The new US Marines “mega-drone,” sparks a larger conversation about how UAV platform requirements continue to shift. For example, as military operations get more advanced and threats increase in sophistication, subsystems essential to the UAV’s radar such as the microwave power module (MPM) must be up to those challenges. The MUX story highlights a couple of important considerations for defense manufacturers and subcontractors in the UAV market:
- UAVs will carry more weight. Because current and future UAVs carry a heavy amount of mission-critical equipment, they can’t be weighed down by the very systems that help ensure stability and accuracy of the operation. This means that products like MPMs must be lighter and take up less space – all while consuming less power than their predecessors.
- A UAV’s list of capabilities will continue to grow. As the demand for high-quality data, video and internet over satellite increases, so will the need for multi-functional, highly efficient systems. Because MPMs now serve as transmitters for advanced radar, ECM and communication systems, design engineers should get comfortable with the idea of designing a product that helps the overall system “wear many hats.”
To stay ahead of these requirements, dB Control introduced a high-efficiency MPM for UAVs and other advanced airborne applications. The dB-3756HE MPM uses a combination of microwave tube technology and a solid-state amplifier to offer next-gen performance in the following areas:
- High efficiency performance
- Low power consumption
- 9 to 10 GHz frequency range
- 1KW pulsed output power at 20% maximum duty cycle
- Full 1,000 MHz of bandwidth
While the Marines have received some pushback for MUX’s lofty list of requirements, we understand just how realistic their requirements are. that’s why our modular design approach is so beneficial. It enables us to fully customize and improve products based on customer feedback and new innovative applications. As SWaP, multi-functionality and efficiency increase in importance, we’ll be on the engineering frontlines to help the MUX and other “mega” UAVs prepare for take-off.

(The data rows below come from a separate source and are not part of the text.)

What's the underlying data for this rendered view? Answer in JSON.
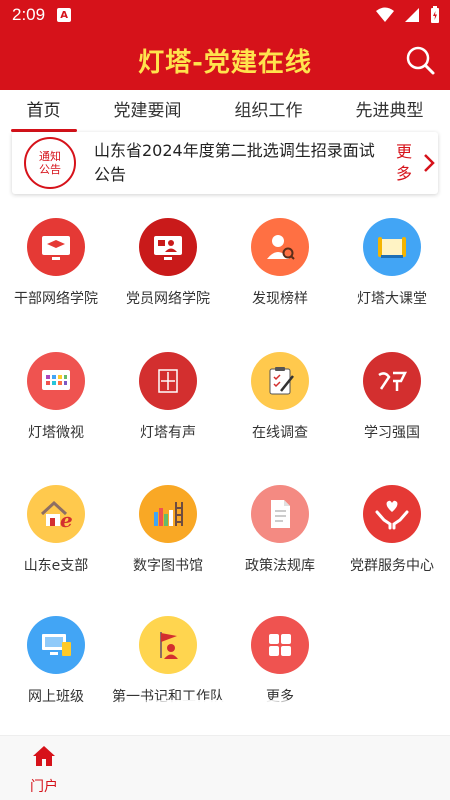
{
  "status_bar": {
    "time": "2:09",
    "app_badge": "A"
  },
  "app_bar": {
    "title": "灯塔-党建在线"
  },
  "tabs": [
    {
      "label": "首页",
      "active": true
    },
    {
      "label": "党建要闻",
      "active": false
    },
    {
      "label": "组织工作",
      "active": false
    },
    {
      "label": "先进典型",
      "active": false
    }
  ],
  "notice": {
    "badge_line1": "通知",
    "badge_line2": "公告",
    "text": "山东省2024年度第二批选调生招录面试公告",
    "more": "更多"
  },
  "grid": [
    {
      "label": "干部网络学院",
      "icon": "mortarboard-screen-icon",
      "color": "#e53935"
    },
    {
      "label": "党员网络学院",
      "icon": "party-monitor-icon",
      "color": "#d81b1b"
    },
    {
      "label": "发现榜样",
      "icon": "person-search-icon",
      "color": "#ff7043"
    },
    {
      "label": "灯塔大课堂",
      "icon": "scroll-icon",
      "color": "#42a5f5"
    },
    {
      "label": "灯塔微视",
      "icon": "tv-grid-icon",
      "color": "#ef5350"
    },
    {
      "label": "灯塔有声",
      "icon": "dengta-youshang-seal-icon",
      "color": "#d32f2f"
    },
    {
      "label": "在线调查",
      "icon": "clipboard-pen-icon",
      "color": "#ffc94d"
    },
    {
      "label": "学习强国",
      "icon": "xuexi-calligraphy-icon",
      "color": "#d32f2f"
    },
    {
      "label": "山东e支部",
      "icon": "house-e-icon",
      "color": "#ffc94d"
    },
    {
      "label": "数字图书馆",
      "icon": "books-ladder-icon",
      "color": "#f9a825"
    },
    {
      "label": "政策法规库",
      "icon": "document-icon",
      "color": "#f48a82"
    },
    {
      "label": "党群服务中心",
      "icon": "hands-heart-icon",
      "color": "#e53935"
    },
    {
      "label": "网上班级",
      "icon": "monitor-desk-icon",
      "color": "#42a5f5"
    },
    {
      "label": "第一书记和工作队",
      "icon": "flag-person-icon",
      "color": "#ffd54f"
    },
    {
      "label": "更多",
      "icon": "four-squares-icon",
      "color": "#ef5350"
    }
  ],
  "bottom_nav": {
    "home_label": "门户"
  }
}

Source of first image in this post: Bell V-247 Vigilant (Image: Bell Helicopters)